HANGZHOU, China, Sept. 3 (UPI) — The United States and China announced their decision to formally ratify the Paris Agreement to combat climate change on Saturday.
U.S. President Barack Obama and Chinese President Xi Jinping delivered documents to U.N. Secretary General Ban-Ki Moon needed to officially ratify the agreement, providing a significant step toward bringing the agreement into action.
Nearly 200 countries signed the agreement in December, but 55 countries representing 55 percent of the world’s emissions must ratify the agreement for it to go into effect.
The addition of the United States and China which are responsible for a combined total of 40 percent of emissions provided a boost, but Obama and Xi called on other parties to the U.N. Framework Convention on Climate Change to ratify in hopes of bringing it into action this year.
“This is not a fight that any one country no matter how powerful can take alone,” Obama said, according to Sky News. “Some day we may see this as the moment that we finally decided to save our planet.”
Both countries also promised to publish their respective “mid-century, long-term low greenhouse gas emission development strategies” as well as engage in technical collaboration and consultation on their strategies.
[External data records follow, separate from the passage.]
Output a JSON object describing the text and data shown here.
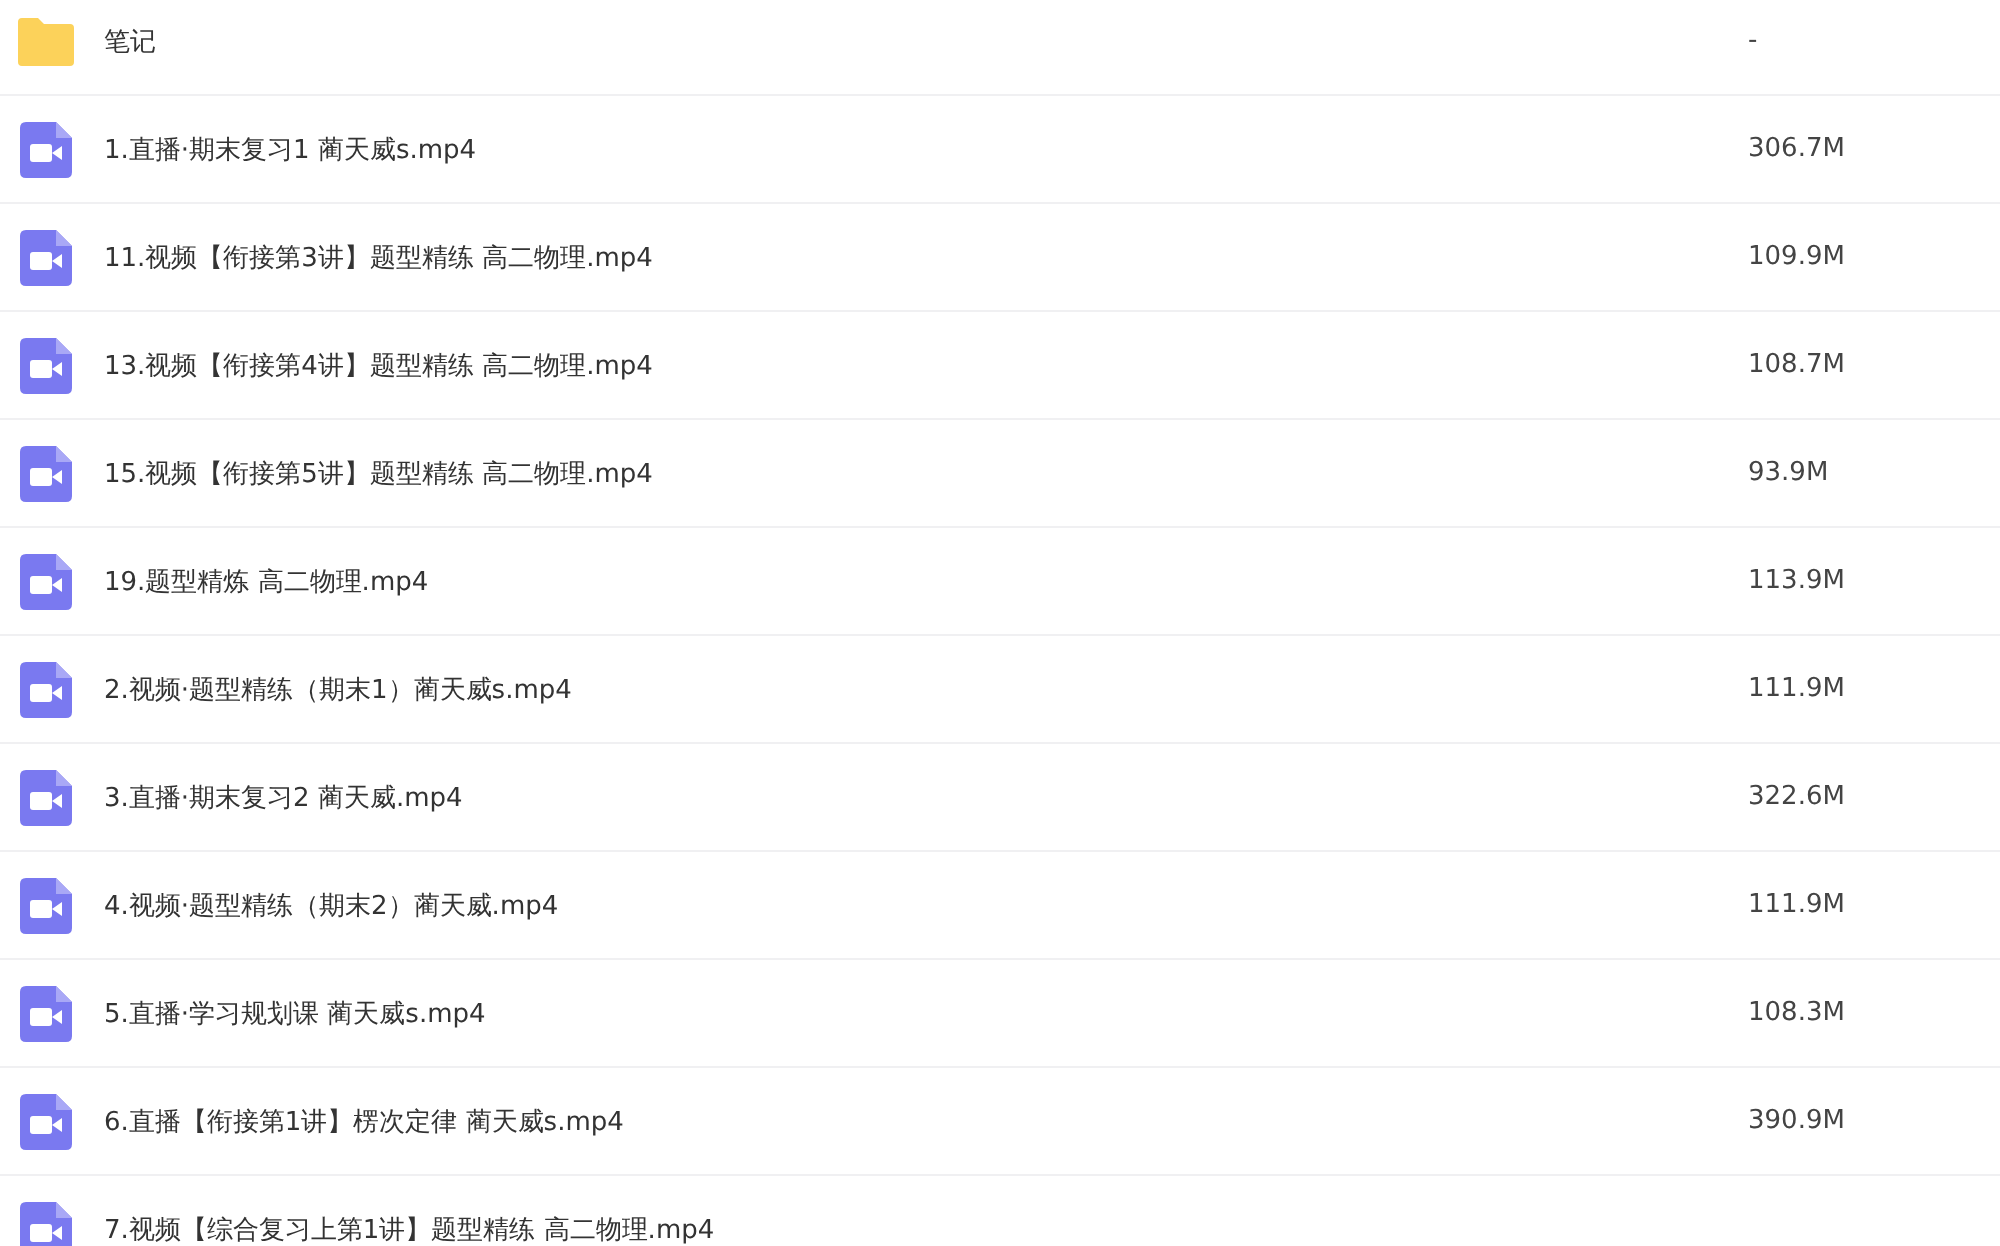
{
  "files": [
    {
      "kind": "folder",
      "name": "笔记",
      "size": "-"
    },
    {
      "kind": "video",
      "name": "1.直播·期末复习1 蔺天威s.mp4",
      "size": "306.7M"
    },
    {
      "kind": "video",
      "name": "11.视频【衔接第3讲】题型精练 高二物理.mp4",
      "size": "109.9M"
    },
    {
      "kind": "video",
      "name": "13.视频【衔接第4讲】题型精练 高二物理.mp4",
      "size": "108.7M"
    },
    {
      "kind": "video",
      "name": "15.视频【衔接第5讲】题型精练 高二物理.mp4",
      "size": "93.9M"
    },
    {
      "kind": "video",
      "name": "19.题型精炼 高二物理.mp4",
      "size": "113.9M"
    },
    {
      "kind": "video",
      "name": "2.视频·题型精练（期末1）蔺天威s.mp4",
      "size": "111.9M"
    },
    {
      "kind": "video",
      "name": "3.直播·期末复习2 蔺天威.mp4",
      "size": "322.6M"
    },
    {
      "kind": "video",
      "name": "4.视频·题型精练（期末2）蔺天威.mp4",
      "size": "111.9M"
    },
    {
      "kind": "video",
      "name": "5.直播·学习规划课 蔺天威s.mp4",
      "size": "108.3M"
    },
    {
      "kind": "video",
      "name": "6.直播【衔接第1讲】楞次定律 蔺天威s.mp4",
      "size": "390.9M"
    },
    {
      "kind": "video",
      "name": "7.视频【综合复习上第1讲】题型精练 高二物理.mp4"
    }
  ]
}
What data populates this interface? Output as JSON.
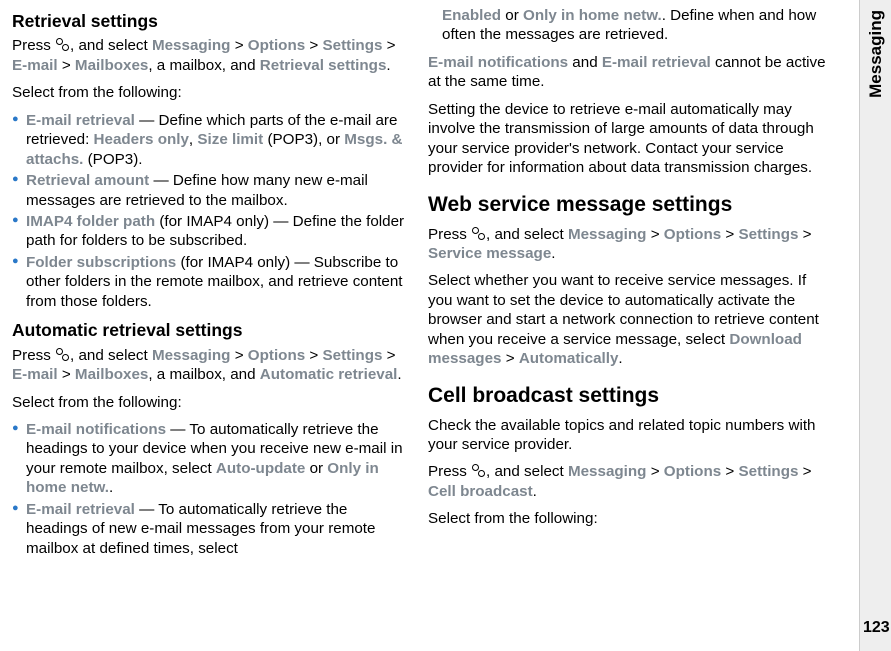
{
  "side": {
    "label": "Messaging",
    "pagenum": "123"
  },
  "left": {
    "h1": "Retrieval settings",
    "p1_a": "Press ",
    "p1_b": ", and select ",
    "msg": "Messaging",
    "opt": "Options",
    "set": "Settings",
    "em": "E-mail",
    "mb": "Mailboxes",
    "p1_c": ", a mailbox, and ",
    "retr": "Retrieval settings",
    "period": ".",
    "select": "Select from the following:",
    "li1_a": "E-mail retrieval",
    "li1_b": "  — Define which parts of the e-mail are retrieved: ",
    "li1_c": "Headers only",
    "li1_d": ", ",
    "li1_e": "Size limit",
    "li1_f": " (POP3), or ",
    "li1_g": "Msgs. & attachs.",
    "li1_h": " (POP3).",
    "li2_a": "Retrieval amount",
    "li2_b": "  — Define how many new e-mail messages are retrieved to the mailbox.",
    "li3_a": "IMAP4 folder path",
    "li3_b": " (for IMAP4 only)  — Define the folder path for folders to be subscribed.",
    "li4_a": "Folder subscriptions",
    "li4_b": " (for IMAP4 only)  — Subscribe to other folders in the remote mailbox, and retrieve content from those folders.",
    "h2": "Automatic retrieval settings",
    "p2_c": ", a mailbox, and ",
    "auto": "Automatic retrieval",
    "li5_a": "E-mail notifications",
    "li5_b": "  — To automatically retrieve the headings to your device when you receive new e-mail in your remote mailbox, select ",
    "li5_c": "Auto-update",
    "li5_d": " or ",
    "li5_e": "Only in home netw.",
    "li5_f": ".",
    "li6_a": "E-mail retrieval",
    "li6_b": "  — To automatically retrieve the headings of new e-mail messages from your remote mailbox at defined times, select "
  },
  "right": {
    "top_a": "Enabled",
    "top_b": " or ",
    "top_c": "Only in home netw.",
    "top_d": ". Define when and how often the messages are retrieved.",
    "p1_a": "E-mail notifications",
    "p1_b": " and ",
    "p1_c": "E-mail retrieval",
    "p1_d": " cannot be active at the same time.",
    "p2": "Setting the device to retrieve e-mail automatically may involve the transmission of large amounts of data through your service provider's network. Contact your service provider for information about data transmission charges.",
    "h1": "Web service message settings",
    "p3_a": "Press ",
    "p3_b": ", and select ",
    "sm": "Service message",
    "p4_a": "Select whether you want to receive service messages. If you want to set the device to automatically activate the browser and start a network connection to retrieve content when you receive a service message, select ",
    "dm": "Download messages",
    "auto": "Automatically",
    "h2": "Cell broadcast settings",
    "p5": "Check the available topics and related topic numbers with your service provider.",
    "p6_a": "Press ",
    "p6_b": ", and select ",
    "cb": "Cell broadcast",
    "select": "Select from the following:"
  },
  "gt": ">"
}
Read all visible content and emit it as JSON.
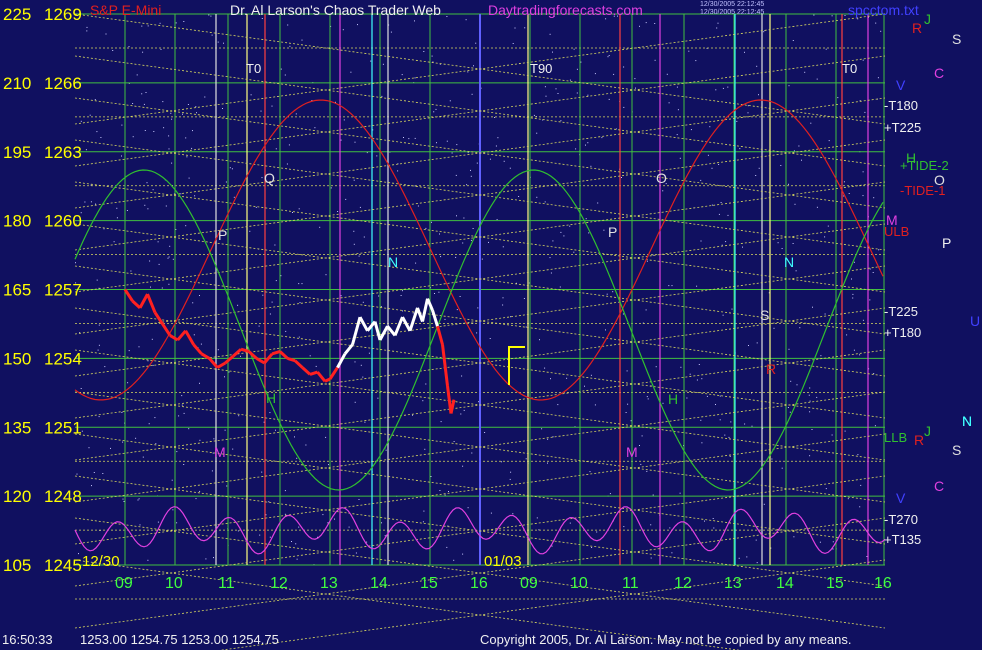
{
  "header": {
    "title": "Dr. Al Larson's Chaos Trader Web",
    "symbol": "S&P E-Mini",
    "site": "Daytradingforecasts.com",
    "file": "spcctom.txt",
    "file_stamp_1": "12/30/2005 22:12:45",
    "file_stamp_2": "12/30/2005 22:12:45"
  },
  "footer": {
    "time": "16:50:33",
    "ohlc": "1253.00 1254.75 1253.00 1254.75",
    "copyright": "Copyright 2005, Dr. Al Larson. May not be copied by any means."
  },
  "colors": {
    "background": "#101060",
    "grid_green": "#40c040",
    "grid_yellow": "#d8d860",
    "price_red": "#ff2020",
    "price_white": "#ffffff",
    "tide_red": "#e02020",
    "tide_green": "#30c030",
    "osc_magenta": "#e040e0"
  },
  "chart_data": {
    "type": "line",
    "y_left": {
      "ticks": [
        "225",
        "210",
        "195",
        "180",
        "165",
        "150",
        "135",
        "120",
        "105"
      ],
      "ylim": [
        105,
        225
      ]
    },
    "y_price": {
      "ticks": [
        "1269",
        "1266",
        "1263",
        "1260",
        "1257",
        "1254",
        "1251",
        "1248",
        "1245"
      ],
      "ylim": [
        1245,
        1269
      ]
    },
    "x_ticks": [
      "09",
      "10",
      "11",
      "12",
      "13",
      "14",
      "15",
      "16",
      "09",
      "10",
      "11",
      "12",
      "13",
      "14",
      "15",
      "16"
    ],
    "date_labels": [
      "12/30",
      "01/03"
    ],
    "cycle_labels_top": [
      "T0",
      "T90",
      "T0"
    ],
    "right_labels": [
      "-T180",
      "+T225",
      "+TIDE-2",
      "-TIDE-1",
      "ULB",
      "-T225",
      "+T180",
      "LLB",
      "-T270",
      "+T135"
    ],
    "planet_letters_top": [
      "R",
      "S",
      "C",
      "V",
      "H",
      "O",
      "M",
      "P",
      "U",
      "J",
      "N"
    ],
    "planet_letters_bottom": [
      "J",
      "N",
      "S",
      "C",
      "V",
      "R"
    ],
    "in_chart_letters": [
      "Q",
      "P",
      "N",
      "H",
      "M",
      "S",
      "R",
      "O",
      "P",
      "N",
      "H",
      "M"
    ],
    "price_series": [
      {
        "t": 0.0,
        "p": 1257.0
      },
      {
        "t": 0.15,
        "p": 1256.5
      },
      {
        "t": 0.3,
        "p": 1256.2
      },
      {
        "t": 0.45,
        "p": 1256.8
      },
      {
        "t": 0.6,
        "p": 1256.0
      },
      {
        "t": 0.75,
        "p": 1255.5
      },
      {
        "t": 0.9,
        "p": 1255.0
      },
      {
        "t": 1.05,
        "p": 1254.8
      },
      {
        "t": 1.2,
        "p": 1255.2
      },
      {
        "t": 1.35,
        "p": 1254.6
      },
      {
        "t": 1.5,
        "p": 1254.2
      },
      {
        "t": 1.65,
        "p": 1254.0
      },
      {
        "t": 1.8,
        "p": 1253.6
      },
      {
        "t": 1.95,
        "p": 1253.8
      },
      {
        "t": 2.1,
        "p": 1254.1
      },
      {
        "t": 2.25,
        "p": 1254.4
      },
      {
        "t": 2.4,
        "p": 1254.3
      },
      {
        "t": 2.55,
        "p": 1254.0
      },
      {
        "t": 2.7,
        "p": 1253.8
      },
      {
        "t": 2.85,
        "p": 1254.2
      },
      {
        "t": 3.0,
        "p": 1254.3
      },
      {
        "t": 3.15,
        "p": 1254.0
      },
      {
        "t": 3.3,
        "p": 1253.9
      },
      {
        "t": 3.45,
        "p": 1253.6
      },
      {
        "t": 3.6,
        "p": 1253.3
      },
      {
        "t": 3.75,
        "p": 1253.4
      },
      {
        "t": 3.9,
        "p": 1253.0
      },
      {
        "t": 4.0,
        "p": 1253.1
      },
      {
        "t": 4.15,
        "p": 1253.6
      },
      {
        "t": 4.3,
        "p": 1254.2
      },
      {
        "t": 4.45,
        "p": 1254.6
      },
      {
        "t": 4.6,
        "p": 1255.8
      },
      {
        "t": 4.75,
        "p": 1255.2
      },
      {
        "t": 4.9,
        "p": 1255.6
      },
      {
        "t": 5.0,
        "p": 1254.8
      },
      {
        "t": 5.15,
        "p": 1255.4
      },
      {
        "t": 5.3,
        "p": 1255.0
      },
      {
        "t": 5.45,
        "p": 1255.8
      },
      {
        "t": 5.6,
        "p": 1255.2
      },
      {
        "t": 5.75,
        "p": 1256.2
      },
      {
        "t": 5.85,
        "p": 1255.6
      },
      {
        "t": 5.95,
        "p": 1256.6
      },
      {
        "t": 6.05,
        "p": 1256.1
      },
      {
        "t": 6.15,
        "p": 1255.4
      },
      {
        "t": 6.25,
        "p": 1254.6
      },
      {
        "t": 6.35,
        "p": 1252.8
      },
      {
        "t": 6.42,
        "p": 1251.6
      },
      {
        "t": 6.48,
        "p": 1252.2
      }
    ],
    "grid": true
  }
}
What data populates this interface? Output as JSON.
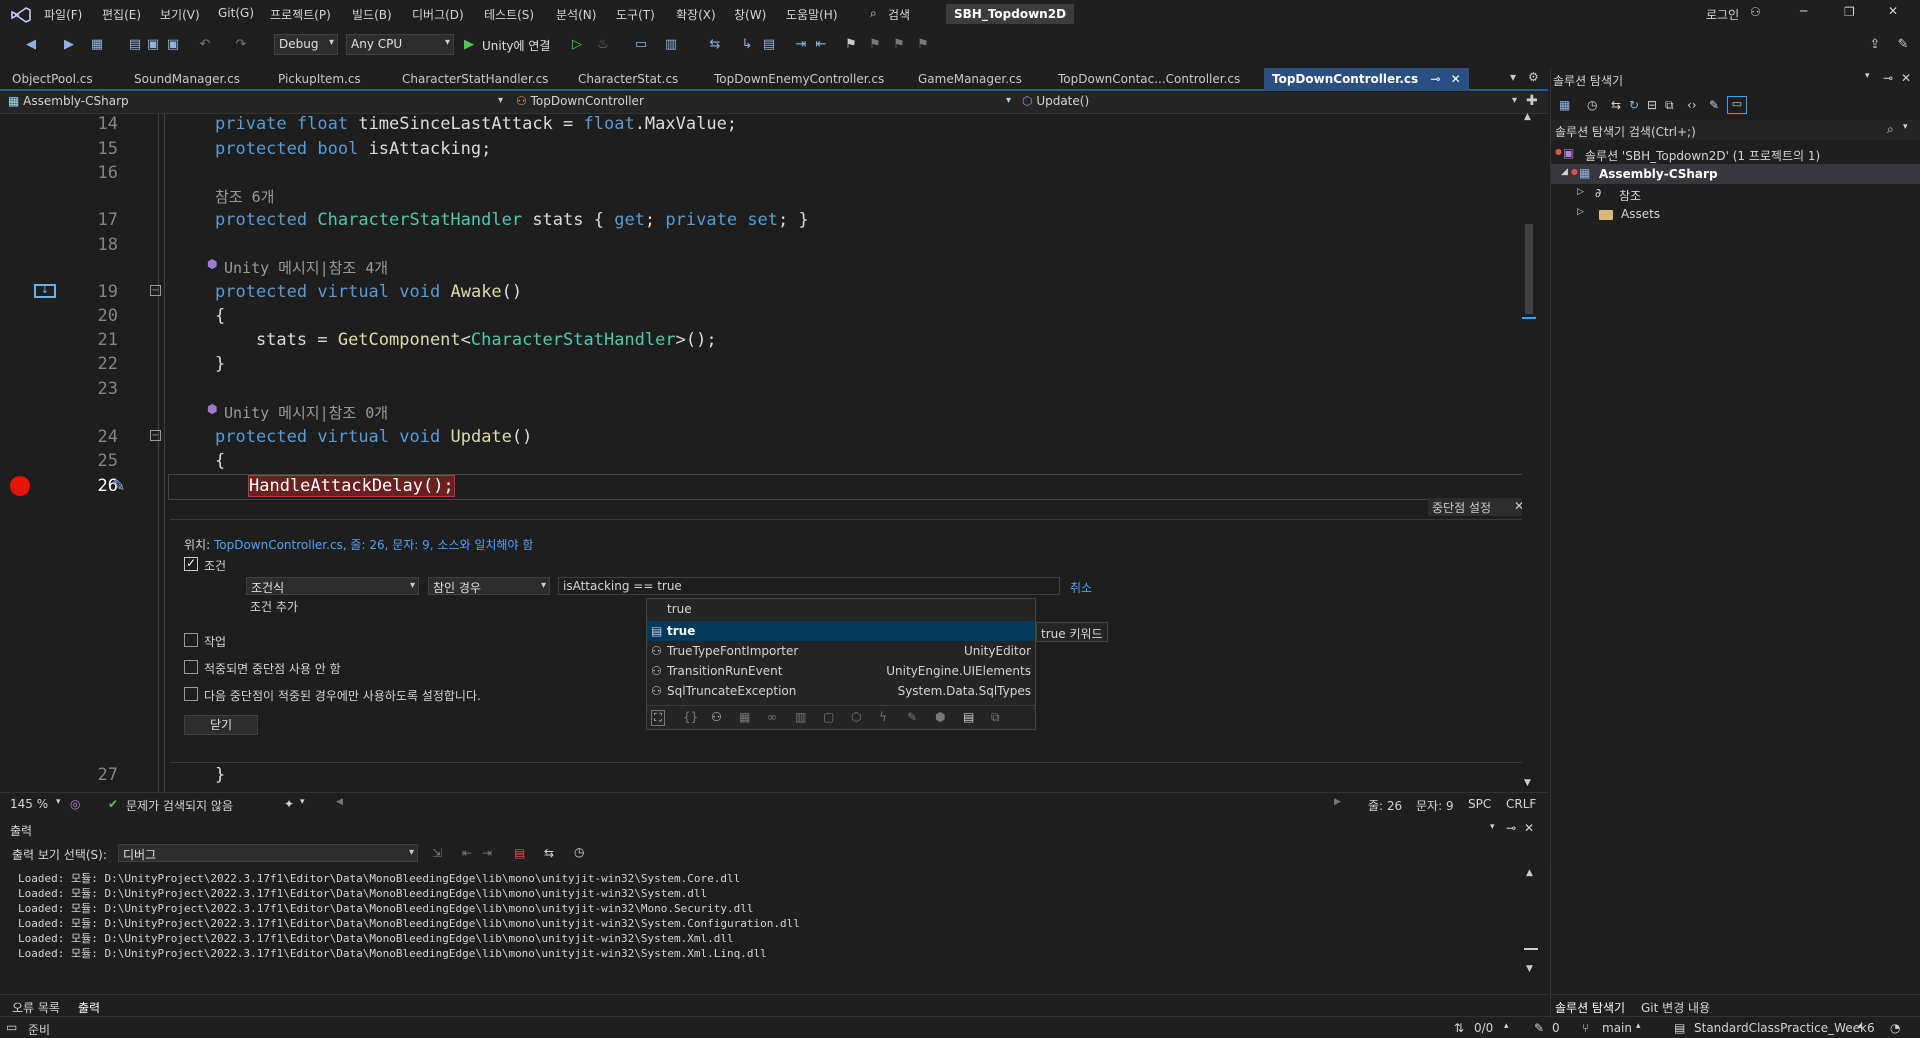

The U.S. and China also agreed to ambitious domestic action towards green, low-carbon and climate-resilient economies as well as working toward an amendment to the Montreal Protocol to phase down the consumption and production of hydrofluorocarbons.